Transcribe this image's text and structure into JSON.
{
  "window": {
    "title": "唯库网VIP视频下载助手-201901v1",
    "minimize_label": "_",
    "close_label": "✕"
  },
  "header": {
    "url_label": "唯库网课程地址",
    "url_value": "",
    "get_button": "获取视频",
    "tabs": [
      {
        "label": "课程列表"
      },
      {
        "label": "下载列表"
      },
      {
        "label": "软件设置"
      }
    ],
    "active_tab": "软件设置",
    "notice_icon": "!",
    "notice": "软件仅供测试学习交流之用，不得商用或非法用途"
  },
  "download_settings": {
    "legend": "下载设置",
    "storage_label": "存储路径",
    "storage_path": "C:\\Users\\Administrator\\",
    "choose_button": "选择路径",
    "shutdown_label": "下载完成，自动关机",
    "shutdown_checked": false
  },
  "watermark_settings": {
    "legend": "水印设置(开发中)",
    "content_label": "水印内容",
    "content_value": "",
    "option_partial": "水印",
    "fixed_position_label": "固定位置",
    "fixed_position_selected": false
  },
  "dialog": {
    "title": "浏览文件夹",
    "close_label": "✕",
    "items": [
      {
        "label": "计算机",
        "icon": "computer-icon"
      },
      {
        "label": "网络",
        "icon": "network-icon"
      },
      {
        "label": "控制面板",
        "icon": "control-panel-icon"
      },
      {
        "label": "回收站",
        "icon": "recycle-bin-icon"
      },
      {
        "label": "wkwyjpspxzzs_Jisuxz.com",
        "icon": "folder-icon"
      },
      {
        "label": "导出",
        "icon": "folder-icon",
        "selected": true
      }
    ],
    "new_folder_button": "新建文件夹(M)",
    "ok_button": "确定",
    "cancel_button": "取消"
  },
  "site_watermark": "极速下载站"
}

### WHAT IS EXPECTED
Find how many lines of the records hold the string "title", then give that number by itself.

### RESULT FOR THIS EXERCISE
2